You say you live in New Zealand now and photographing Kiwis. Why Kiwis, and what else inspires you there?
Sabrina: I’ve lived in New Zealand for most of my adult life. “Kiwis” are the inhabitants of New Zealand….every human but even animal is in the right context often lovingly referred to as a ‘kiwi’. For the last twenty years or so I have solely focussed on photographing these ‘kiwis’ as humans naturally fascinate me. However, I do spend a considerable time of my days in solitude which gives me that space for free thought I mentioned earlier. I’m inspired by life itself. How can one not be?
What, in your opinion, is most important to consider while shooting portrait pictures?
Sabrina: The subject and their surroundings (setting and light sets moods)! It’s not about you, the photographer, but about them.
“In front of the lens, I am at the same time: the one I think I am, the one I want others to think I am, the one the photographer thinks I am, and the one the photographer makes use of to exhibit his art.” Quote from Roland Barthes’ book called “Camera Lucida”, an interesting examination of the themes of presence and absence, the relationship between photography and theatre, history and death.
How has your art evolved over the years?
Sabrina: Some crucial aspects of my portraiture have never changed. Deep connection to my subjects, warmth, humility. That’s the essence of my work, of me. I prefer working on my own, rather than in large production teams, as deep connection is a lot more challenging to establish with more than a small group of people at any one time…and, as said earlier, it would turn into a function (a job!!) which doesn’t excite me.
Subject matters are fluid and changed over the years. I have photographed weddings, families, humans in all life stages. I am currently mainly photographing Headshots from within my studio apartment in Oriental Bay, Wellington. My clients come from all walks of life. Many find it difficult to be photographed or even believe they are unphotogenic. I find it most rewarding to help them to see themselves in a new light. That’s what happens when we open different doors together.
What memorable responses have you had to your work?
Sabrina: Many beautiful responses. Many tears, speechless moments, deep breaths.. But the best words come from my clients themselves:
“Sabrina is exceptional. She’s a photographer who connects with a person, interprets them, and conveys their essence with perception and unquestionable artistry and skill. I found the photo session, expertly directed by Sabrina, relaxing, and enjoyable. A week later, I was blown away by the charm and integrity of her work. I recommend her unreservedly.”
— Stephanie de Montalk (author)
“It really was a pleasure to work with someone who not only knows what looks best on camera but also captures something more than just a face or a body – there’s real life and emotion in Sabrina’s photography. It’s awesome! In the past I’ve felt a little silly in front of the camera and many times I’ve looked back at photos and wished I’d stood better or tilted my head differently – Sabrina will make sure you’re perfectly positioned before snapping the photo. Truly talented photographers seem to be something that is hard to find in the age of people thinking they’re photographers because they bought a fancy camera – without a doubt, Sabrina is top talent!”

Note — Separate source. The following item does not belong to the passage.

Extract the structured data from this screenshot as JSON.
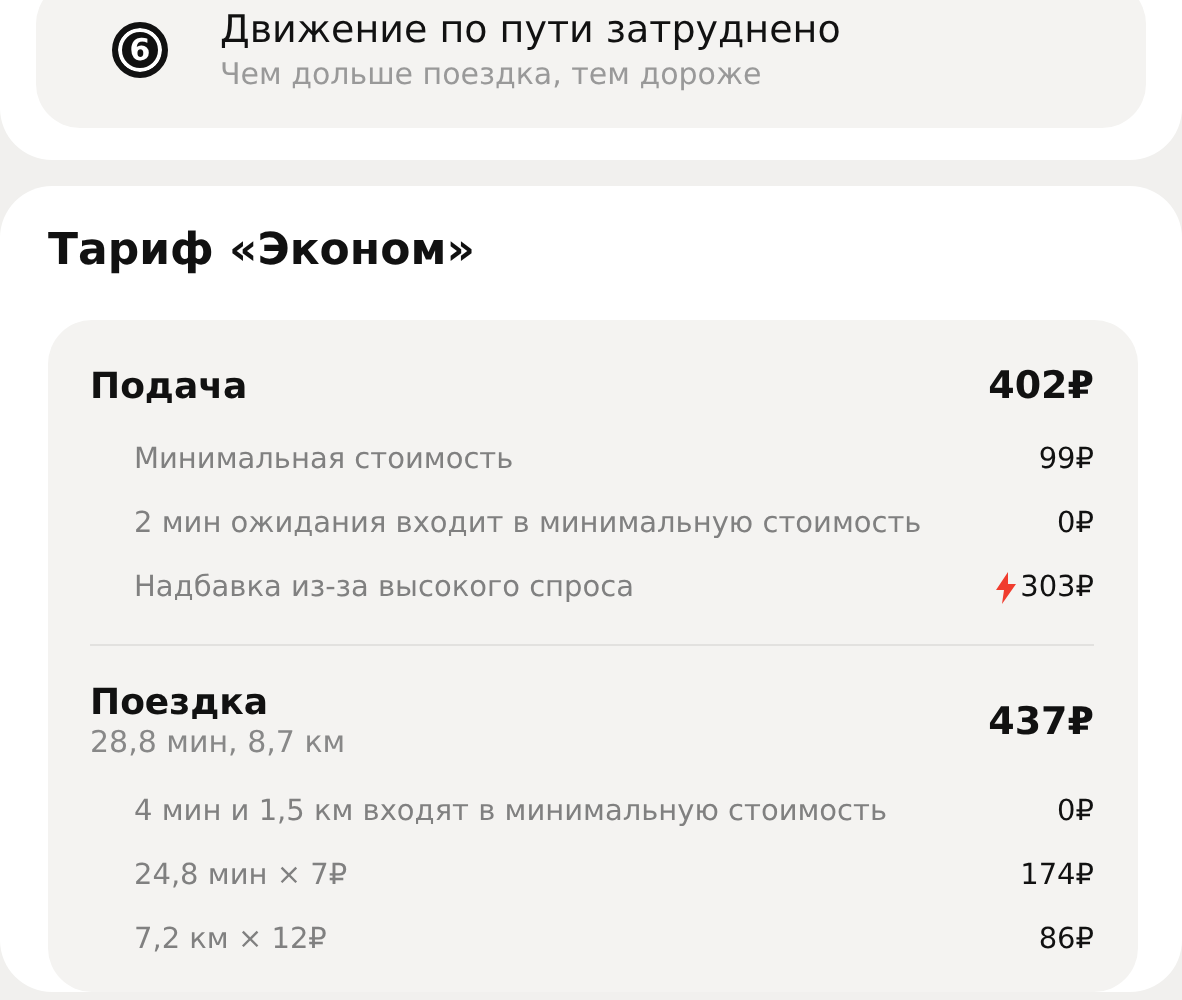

— Jess Segal (Singer)
What is the best way to reach people that are interested in your art?
Sabrina: Word of mouth is beautiful. Apart from that, run a great website and make sure you can be found.
What’s next for you?
Sabrina: I’m currently exploring String art in relation to portraiture and am establishing a fascinating body of work I will exhibit in the not so far away future.